Holland’s face registers emotion sublimely and his stricken look upon seeing his close friend is heartbreaking. He bumbles through sickbed platitudes then reminisces about fights with Hal Roach, who made a deal with Mussolini that caused the duo to depart for Fox and then MGM where, to Laurel’s despair, “the clowns were turned into jerks.”

He’s acerbic about This Is Your Life – “goddamned free show” – and describes warm welcomes in Glasgow and Cork, where the church bells rang out their theme tune. “We had no idea how big we were,” he explains.

Laurel is a complicated man with a mammoth work ethic, but the way he clings to his former star status and curries favour with his fans verges on the pathetic. Much is made of his marriages – seven weddings to four women – and family tragedies on both sides: Laurel lost a son after nine days, and Hardy’s first wife was an alcoholic.

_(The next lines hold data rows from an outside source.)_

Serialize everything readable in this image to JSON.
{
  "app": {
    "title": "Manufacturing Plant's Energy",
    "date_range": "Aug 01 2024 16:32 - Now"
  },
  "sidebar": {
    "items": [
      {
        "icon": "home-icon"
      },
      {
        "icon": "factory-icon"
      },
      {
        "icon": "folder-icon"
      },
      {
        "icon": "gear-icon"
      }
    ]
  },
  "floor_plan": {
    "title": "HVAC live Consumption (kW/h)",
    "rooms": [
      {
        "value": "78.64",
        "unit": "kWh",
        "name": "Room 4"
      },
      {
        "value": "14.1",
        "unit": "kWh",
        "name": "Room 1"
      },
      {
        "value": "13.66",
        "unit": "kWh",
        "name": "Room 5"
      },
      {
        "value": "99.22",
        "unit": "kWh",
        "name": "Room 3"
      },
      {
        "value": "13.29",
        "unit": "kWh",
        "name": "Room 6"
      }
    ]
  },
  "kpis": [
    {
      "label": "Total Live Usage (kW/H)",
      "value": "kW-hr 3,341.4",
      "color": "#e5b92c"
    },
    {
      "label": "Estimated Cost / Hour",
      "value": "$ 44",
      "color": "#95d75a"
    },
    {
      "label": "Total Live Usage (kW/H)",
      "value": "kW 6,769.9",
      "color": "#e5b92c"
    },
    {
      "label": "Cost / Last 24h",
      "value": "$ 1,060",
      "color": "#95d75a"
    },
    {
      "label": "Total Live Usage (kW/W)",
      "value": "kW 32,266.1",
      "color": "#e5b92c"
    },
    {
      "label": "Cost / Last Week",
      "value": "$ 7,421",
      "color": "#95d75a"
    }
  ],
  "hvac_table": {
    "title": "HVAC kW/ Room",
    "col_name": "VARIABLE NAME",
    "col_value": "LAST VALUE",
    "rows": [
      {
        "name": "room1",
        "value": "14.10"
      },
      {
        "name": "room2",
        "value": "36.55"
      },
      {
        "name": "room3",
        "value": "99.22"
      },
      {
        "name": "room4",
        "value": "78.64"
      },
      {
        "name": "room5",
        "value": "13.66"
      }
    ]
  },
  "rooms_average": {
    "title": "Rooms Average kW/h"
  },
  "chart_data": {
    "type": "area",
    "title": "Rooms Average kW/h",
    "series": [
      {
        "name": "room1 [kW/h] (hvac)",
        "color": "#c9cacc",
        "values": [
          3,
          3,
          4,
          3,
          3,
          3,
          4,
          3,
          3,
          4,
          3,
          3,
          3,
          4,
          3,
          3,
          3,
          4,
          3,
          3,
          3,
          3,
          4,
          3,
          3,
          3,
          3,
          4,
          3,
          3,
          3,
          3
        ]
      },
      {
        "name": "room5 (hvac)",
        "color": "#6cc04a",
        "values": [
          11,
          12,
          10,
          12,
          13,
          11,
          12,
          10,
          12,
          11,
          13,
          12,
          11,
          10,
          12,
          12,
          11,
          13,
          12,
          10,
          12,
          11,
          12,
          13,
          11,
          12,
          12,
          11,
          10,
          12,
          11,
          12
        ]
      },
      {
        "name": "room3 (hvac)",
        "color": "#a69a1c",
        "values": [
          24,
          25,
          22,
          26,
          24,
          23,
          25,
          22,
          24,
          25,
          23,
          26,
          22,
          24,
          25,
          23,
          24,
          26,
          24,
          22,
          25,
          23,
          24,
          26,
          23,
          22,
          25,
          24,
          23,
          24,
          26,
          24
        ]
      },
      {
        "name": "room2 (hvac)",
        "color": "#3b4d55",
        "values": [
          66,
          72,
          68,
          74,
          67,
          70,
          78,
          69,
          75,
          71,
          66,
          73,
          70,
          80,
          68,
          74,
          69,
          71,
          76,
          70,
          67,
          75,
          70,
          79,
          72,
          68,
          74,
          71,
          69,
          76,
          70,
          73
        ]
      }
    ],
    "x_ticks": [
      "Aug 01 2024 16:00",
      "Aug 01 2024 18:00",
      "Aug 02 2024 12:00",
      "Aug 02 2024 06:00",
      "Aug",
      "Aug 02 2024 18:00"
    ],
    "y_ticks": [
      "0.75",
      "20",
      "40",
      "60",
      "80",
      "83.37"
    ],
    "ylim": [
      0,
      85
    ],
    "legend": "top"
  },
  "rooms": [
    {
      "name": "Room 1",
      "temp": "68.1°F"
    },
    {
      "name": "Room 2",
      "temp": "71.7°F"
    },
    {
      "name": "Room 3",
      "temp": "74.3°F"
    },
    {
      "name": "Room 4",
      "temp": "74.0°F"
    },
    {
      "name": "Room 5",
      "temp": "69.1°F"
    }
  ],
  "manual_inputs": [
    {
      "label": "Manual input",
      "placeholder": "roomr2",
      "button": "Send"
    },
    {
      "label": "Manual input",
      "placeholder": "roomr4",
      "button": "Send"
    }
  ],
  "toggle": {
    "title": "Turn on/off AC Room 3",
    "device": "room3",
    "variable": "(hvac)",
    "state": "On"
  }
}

Holland plays it straight, but when he breaks off to perform bits from their routines he really becomes Stan Laurel, impersonating rather than inhabiting him. The effect is spooky and he’s right to use it sparingly, for the result is a more nuanced portrayal. Yet his performance is stronger than his script, which is sometimes repetitive and slow.

Until 25 August